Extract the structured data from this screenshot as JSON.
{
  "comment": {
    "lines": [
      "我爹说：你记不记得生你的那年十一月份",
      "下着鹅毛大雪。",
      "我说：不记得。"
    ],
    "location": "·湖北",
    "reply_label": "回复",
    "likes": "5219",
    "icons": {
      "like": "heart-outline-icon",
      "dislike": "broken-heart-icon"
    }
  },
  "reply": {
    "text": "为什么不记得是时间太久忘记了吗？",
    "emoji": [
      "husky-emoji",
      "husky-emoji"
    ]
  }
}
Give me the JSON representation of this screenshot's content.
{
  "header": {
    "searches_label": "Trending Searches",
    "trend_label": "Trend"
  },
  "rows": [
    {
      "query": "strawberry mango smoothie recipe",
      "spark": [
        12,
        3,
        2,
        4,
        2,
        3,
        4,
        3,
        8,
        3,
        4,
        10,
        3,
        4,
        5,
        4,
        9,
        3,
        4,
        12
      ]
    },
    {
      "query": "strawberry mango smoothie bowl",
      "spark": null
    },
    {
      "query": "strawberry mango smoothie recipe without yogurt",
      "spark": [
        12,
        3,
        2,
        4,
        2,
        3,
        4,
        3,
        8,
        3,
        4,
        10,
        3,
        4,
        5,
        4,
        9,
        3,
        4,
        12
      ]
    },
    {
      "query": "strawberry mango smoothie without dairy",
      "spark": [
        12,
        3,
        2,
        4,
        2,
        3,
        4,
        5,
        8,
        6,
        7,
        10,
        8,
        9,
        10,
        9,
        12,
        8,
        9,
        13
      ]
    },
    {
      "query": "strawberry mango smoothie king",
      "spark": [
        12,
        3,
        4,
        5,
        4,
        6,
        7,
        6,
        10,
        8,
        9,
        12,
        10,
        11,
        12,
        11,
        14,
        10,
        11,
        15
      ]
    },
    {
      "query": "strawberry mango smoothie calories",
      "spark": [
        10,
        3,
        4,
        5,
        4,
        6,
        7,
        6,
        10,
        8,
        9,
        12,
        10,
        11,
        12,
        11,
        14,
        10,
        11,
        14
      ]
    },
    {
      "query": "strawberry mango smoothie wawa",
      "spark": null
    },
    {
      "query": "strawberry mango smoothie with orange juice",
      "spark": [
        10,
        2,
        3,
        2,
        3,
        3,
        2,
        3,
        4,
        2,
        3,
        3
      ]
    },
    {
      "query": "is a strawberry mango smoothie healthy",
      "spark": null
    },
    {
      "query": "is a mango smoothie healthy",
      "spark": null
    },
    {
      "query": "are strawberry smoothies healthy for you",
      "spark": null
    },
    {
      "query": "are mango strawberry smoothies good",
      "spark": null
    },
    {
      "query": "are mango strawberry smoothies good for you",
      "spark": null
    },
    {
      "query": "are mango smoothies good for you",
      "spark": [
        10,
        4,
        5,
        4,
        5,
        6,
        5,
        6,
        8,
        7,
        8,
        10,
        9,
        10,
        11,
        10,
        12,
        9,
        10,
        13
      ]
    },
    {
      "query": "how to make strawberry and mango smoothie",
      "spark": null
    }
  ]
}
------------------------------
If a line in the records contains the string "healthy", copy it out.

      "query": "is a strawberry mango smoothie healthy",
      "query": "is a mango smoothie healthy",
      "query": "are strawberry smoothies healthy for you",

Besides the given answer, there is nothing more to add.